Sunday, December 08, 2019

[Active] Participation


What is done in the liturgy is done by Christ, not by us. For the liturgy is the worship offered by Christ in His Church through the power of the Holy Spirit to God the Father. It is not something primarily that we do. We certainly, by right of our baptism, are able to participate in that offering. Indeed, it is our baptismal duty to do so to the best of our ability and according to our particular vocation. But the liturgy is first and foremost Christ acting in the world today through the rites of His Church. Because of this, through this, we are able to share in His saving acts—the Redemption He wrought for our sins on the cross, and the hope of eternal life made manifest in His glorious resurrection. In short, the sacred liturgy is Christ’s saving action in our world today. ...

The understanding that the liturgy is an action, not a text, and indeed that it is first and foremost the action of Christ Himself, is crucial if I am to participate in any liturgical rite, if I am truly to engage consciously and actually in that action, if I am in fact to pray the sacred liturgy. Otherwise I shall be a mere spectator, possibly a bored one, or maybe even a well-entertained one. But the liturgy is not a spectacle or entertainment to be watched. It is an action in which I must be engaged. It is worship. And it is prayer. ...

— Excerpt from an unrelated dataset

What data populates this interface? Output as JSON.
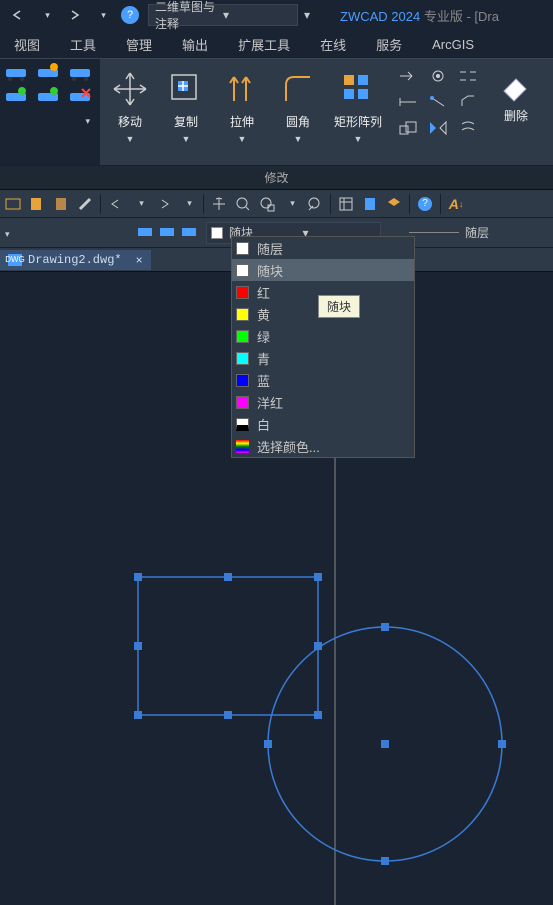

Therefore praying the liturgy, which is simply true or actual (sometimes called ‘active’) participation in the liturgy, is not so much saying the right words, ‘making the responses’ or ‘joining in the singing’ (these are means, not ends) as it is immersing myself in, losing myself in, allowing myself to be caught up in, the action of the liturgy.”

What is it to immerse one's self or to be caught up in the action of the liturgy if there is no act on my part? Is it simply comprehension and the proper will act? On the other hand, does this not undermine the traditionalist case against the reform if the main or essential acts of participation are to be found in the intellect and will? So long as these are present, what difference does it make if one says the "right words" or "makes the responses" or uses the EF? And who is to say that the subjective experience of the typical participant in the OF, in the vernacular and with contemporary worship music, cannot be ordered by these essential of participation? If those fundamental acts are present and sustained, then what difference do the means make? Would Reid argue that the some means are more proportioned to the end?

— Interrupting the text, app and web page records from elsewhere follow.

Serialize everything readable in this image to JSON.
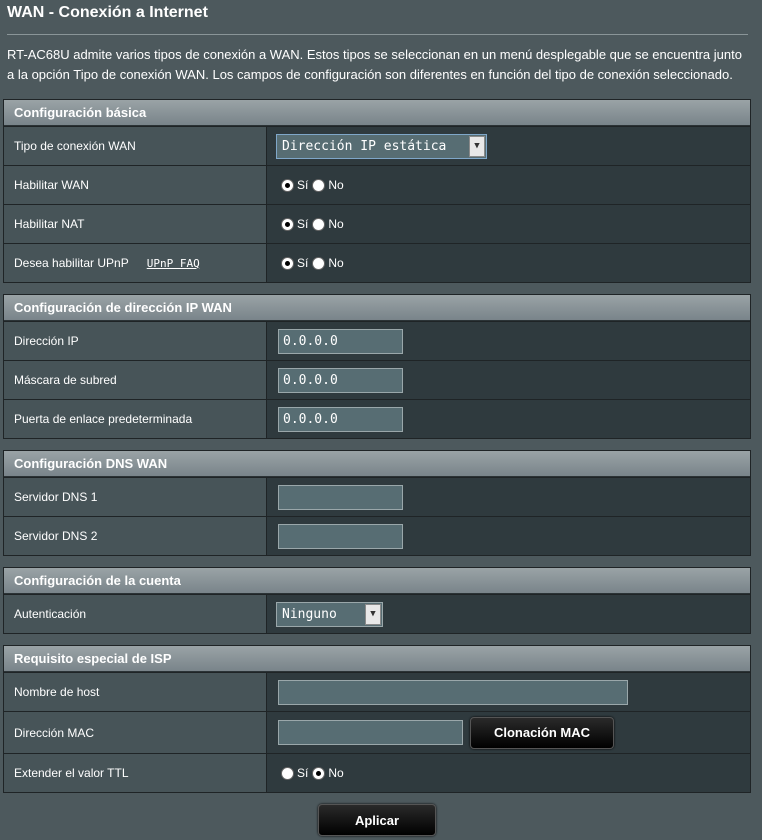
{
  "page": {
    "title": "WAN - Conexión a Internet",
    "description": "RT-AC68U admite varios tipos de conexión a WAN. Estos tipos se seleccionan en un menú desplegable que se encuentra junto a la opción Tipo de conexión WAN. Los campos de configuración son diferentes en función del tipo de conexión seleccionado."
  },
  "basic": {
    "header": "Configuración básica",
    "wan_type_label": "Tipo de conexión WAN",
    "wan_type_value": "Dirección IP estática",
    "enable_wan_label": "Habilitar WAN",
    "enable_nat_label": "Habilitar NAT",
    "upnp_label": "Desea habilitar UPnP",
    "upnp_faq": "UPnP FAQ",
    "yes": "Sí",
    "no": "No"
  },
  "wan_ip": {
    "header": "Configuración de dirección IP WAN",
    "ip_label": "Dirección IP",
    "ip_value": "0.0.0.0",
    "mask_label": "Máscara de subred",
    "mask_value": "0.0.0.0",
    "gateway_label": "Puerta de enlace predeterminada",
    "gateway_value": "0.0.0.0"
  },
  "dns": {
    "header": "Configuración DNS WAN",
    "dns1_label": "Servidor DNS 1",
    "dns1_value": "",
    "dns2_label": "Servidor DNS 2",
    "dns2_value": ""
  },
  "account": {
    "header": "Configuración de la cuenta",
    "auth_label": "Autenticación",
    "auth_value": "Ninguno"
  },
  "isp": {
    "header": "Requisito especial de ISP",
    "hostname_label": "Nombre de host",
    "hostname_value": "",
    "mac_label": "Dirección MAC",
    "mac_value": "",
    "mac_clone_button": "Clonación MAC",
    "ttl_label": "Extender el valor TTL",
    "yes": "Sí",
    "no": "No"
  },
  "apply_button": "Aplicar"
}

More importantly, what are these fundamental acts, if not the Son's knowledge and love of the Father, in which we participate thanks to Baptism and Confirmation/Chrismation? And is worship to be identified with these acts? A Thomist might respond that worship or prayer are acts of religio, not acts of the theological virtues but acts ordered by the theological virtues. I wouldn't disagree with that, though I would emphasize that Christian worship, our participation in the Son's praise of and thanksgiving to the Father, are secondary acts motivated by filial knowledge and love of the Father, and so Reid is incorrect on this point. However, if he does argue that the texts, singing, etc. are important in so far as they serve these secondary and some forms are more better suited than others (and at this point I don't have any reason to think that this is not his position, though I would disagree with him as to which forms are better suited, at least some of them), I think that part can be retained.